Council nixes water study (October 15, 2015)
With state mandate comes issues, but officials prepared to fight rate increases
ADELANTO — Lesser revenues due to state-imposed water conservation measures have added strain to the city’s public utility, which is already dealing with rising operating costs. But city officials were unwilling late Wednesday to pay nearly $19,000 for a consultant to advise them to increase rates.
We already know what they’re going to say, Mayor Rich Kerr said.
They’re going to say to raise the rates and we’re going to say, ‘no,’ so why pay $18,000 to say, ‘no,’ again?
In question was a proposed five-year water rate analysis meant to determine the suitability of current rates. The last rate hike was in 2009 extended over a three-year period, but since then Adelanto Public Utility Authority revenues have remained stagnant while operating costs have gone up, officials said.
The state mandate levied on Adelanto to cut water use by 20 percent compared to 2013 baseline figures — which they have failed to meet in back-to-back months, recording 10 and 13.6 percent drops — has only elevated the issue.
Additionally, the state has since ordered the city to comply with certain conditions, which include pushing public outreach, implementing an active rebate program, auditing commercial, industrial and institutional customers and hiring two new or existing part-time employees to enforce outdoor water restrictions, among other things.
Those conditions are expected to only create another cost burden to the APUA, officials said.
We’re actually doing a pretty damn good job (of conservation), City Councilman John
Bug Woodard said.
APUA is not making what they did because we’re saving water.

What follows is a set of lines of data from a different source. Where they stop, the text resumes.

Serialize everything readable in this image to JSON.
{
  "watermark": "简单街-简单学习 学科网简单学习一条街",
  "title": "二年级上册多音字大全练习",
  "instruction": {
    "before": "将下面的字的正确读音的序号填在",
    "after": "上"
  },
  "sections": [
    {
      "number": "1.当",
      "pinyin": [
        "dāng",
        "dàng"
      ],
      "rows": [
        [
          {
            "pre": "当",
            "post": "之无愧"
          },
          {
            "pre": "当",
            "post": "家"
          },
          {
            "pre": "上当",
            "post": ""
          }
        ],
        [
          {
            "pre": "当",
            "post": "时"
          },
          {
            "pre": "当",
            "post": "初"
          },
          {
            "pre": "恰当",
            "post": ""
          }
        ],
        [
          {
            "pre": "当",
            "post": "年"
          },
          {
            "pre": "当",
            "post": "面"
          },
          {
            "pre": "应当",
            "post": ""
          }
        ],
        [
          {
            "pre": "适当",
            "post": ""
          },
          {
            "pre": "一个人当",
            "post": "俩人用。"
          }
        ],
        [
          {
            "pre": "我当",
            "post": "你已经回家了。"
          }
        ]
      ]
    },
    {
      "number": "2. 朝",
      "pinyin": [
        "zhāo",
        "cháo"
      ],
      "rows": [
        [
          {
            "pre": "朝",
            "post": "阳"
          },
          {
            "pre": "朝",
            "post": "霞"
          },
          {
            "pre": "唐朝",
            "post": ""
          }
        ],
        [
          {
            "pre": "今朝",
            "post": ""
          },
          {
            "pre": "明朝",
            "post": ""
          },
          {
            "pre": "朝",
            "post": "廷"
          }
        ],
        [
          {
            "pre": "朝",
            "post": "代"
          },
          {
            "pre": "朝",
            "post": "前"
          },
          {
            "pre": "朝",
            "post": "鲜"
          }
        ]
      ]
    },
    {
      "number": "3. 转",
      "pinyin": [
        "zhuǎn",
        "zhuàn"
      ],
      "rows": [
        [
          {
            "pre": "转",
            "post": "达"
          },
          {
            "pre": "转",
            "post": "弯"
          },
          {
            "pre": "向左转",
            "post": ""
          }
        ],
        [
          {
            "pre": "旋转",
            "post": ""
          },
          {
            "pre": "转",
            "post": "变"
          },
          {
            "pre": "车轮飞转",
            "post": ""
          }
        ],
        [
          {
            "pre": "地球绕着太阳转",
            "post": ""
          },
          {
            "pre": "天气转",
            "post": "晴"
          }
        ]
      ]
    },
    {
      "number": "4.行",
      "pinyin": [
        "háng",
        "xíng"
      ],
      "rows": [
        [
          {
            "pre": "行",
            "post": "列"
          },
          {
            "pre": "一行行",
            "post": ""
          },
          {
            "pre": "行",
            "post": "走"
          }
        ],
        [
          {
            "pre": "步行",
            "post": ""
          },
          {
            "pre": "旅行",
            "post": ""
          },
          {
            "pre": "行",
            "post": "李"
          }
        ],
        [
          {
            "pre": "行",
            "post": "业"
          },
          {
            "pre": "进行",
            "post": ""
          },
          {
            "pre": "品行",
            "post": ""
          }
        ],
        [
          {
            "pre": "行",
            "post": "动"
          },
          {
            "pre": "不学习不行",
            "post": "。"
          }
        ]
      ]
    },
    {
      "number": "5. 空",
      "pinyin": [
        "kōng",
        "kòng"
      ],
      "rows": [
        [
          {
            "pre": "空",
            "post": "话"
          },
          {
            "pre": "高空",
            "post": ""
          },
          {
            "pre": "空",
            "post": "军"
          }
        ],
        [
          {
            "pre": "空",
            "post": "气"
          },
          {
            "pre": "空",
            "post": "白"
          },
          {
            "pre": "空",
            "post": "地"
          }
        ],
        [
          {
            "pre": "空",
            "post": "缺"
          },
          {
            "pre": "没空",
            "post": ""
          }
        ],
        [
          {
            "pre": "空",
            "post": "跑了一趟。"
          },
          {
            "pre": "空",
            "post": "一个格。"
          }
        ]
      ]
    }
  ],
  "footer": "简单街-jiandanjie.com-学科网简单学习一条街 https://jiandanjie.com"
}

On the other hand, you can thank Gov. Jerry Brown up in Sacramento for this.
City Attorney Todd Litfin insisted the issue was not affecting only Adelanto. Most water agencies across the state were worrying about meeting bond covenants because they simply aren’t generating the same revenue as before, he said.
Backed by wide support from the audience, the Council unanimously rejected signing off on the study with a Huntington Beach-based accounting firm. Instead, officials said they preferred, if anything, to analyze rates in-house.
Vanessa Martinez, the former Assistant Finance Director who’s been retained in a consultant capacity, highly recommended performing a study, either through a firm or in-house, but acknowledged the latter would be a more drawn out process.
It could be done in-house, it will just take longer, she said.
With the third party, you have the unbiased, no conflict of interest. You have that expertise.
It’s also possible the city could look into incorporating consumer price index as a component into monthly bills in order to avoid as significant of an increase as was seen in 2009. At the time, residents were livid over fee increases which saw some bills doubled and tripled. Prior to that increase, the last hike hadn’t been enacted since 2002.
Martinez and city staff acknowledged such significant increases were more likely the longer the period between them. For instance, a rate adjustment now could be under 5 percent, according to Martinez, yet prolonging an increase could result in a bigger chunk.
As it stands, the city’s rates currently fall in the middle when compared to other municipalities in the High Desert, she added.
But the Council appeared more likely to vet other options, including desalination plants, in order to stave off the increases Martinez seemed to believe were inevitable. Martinez said the city has also looked at energy efficiency for savings.
I’m not happy that we’re forcing this charge on the citizens — not just in Adelanto, but everywhere. We’re being forced to use less water, and now our prices have to go up, Mayor Pro Tem Jermaine Wright said.
There’s no way in hell I’m going to vote to add more money to people who are already paying too much in the first place.
Councilman Charley Glasper called the proposed analysis, estimated to cost $18,980,
Woodard, meanwhile, suggested the Council consider joining a class action lawsuit if other water agencies were to ultimately seek such relief.
Source: Shea Johnson, Daily Press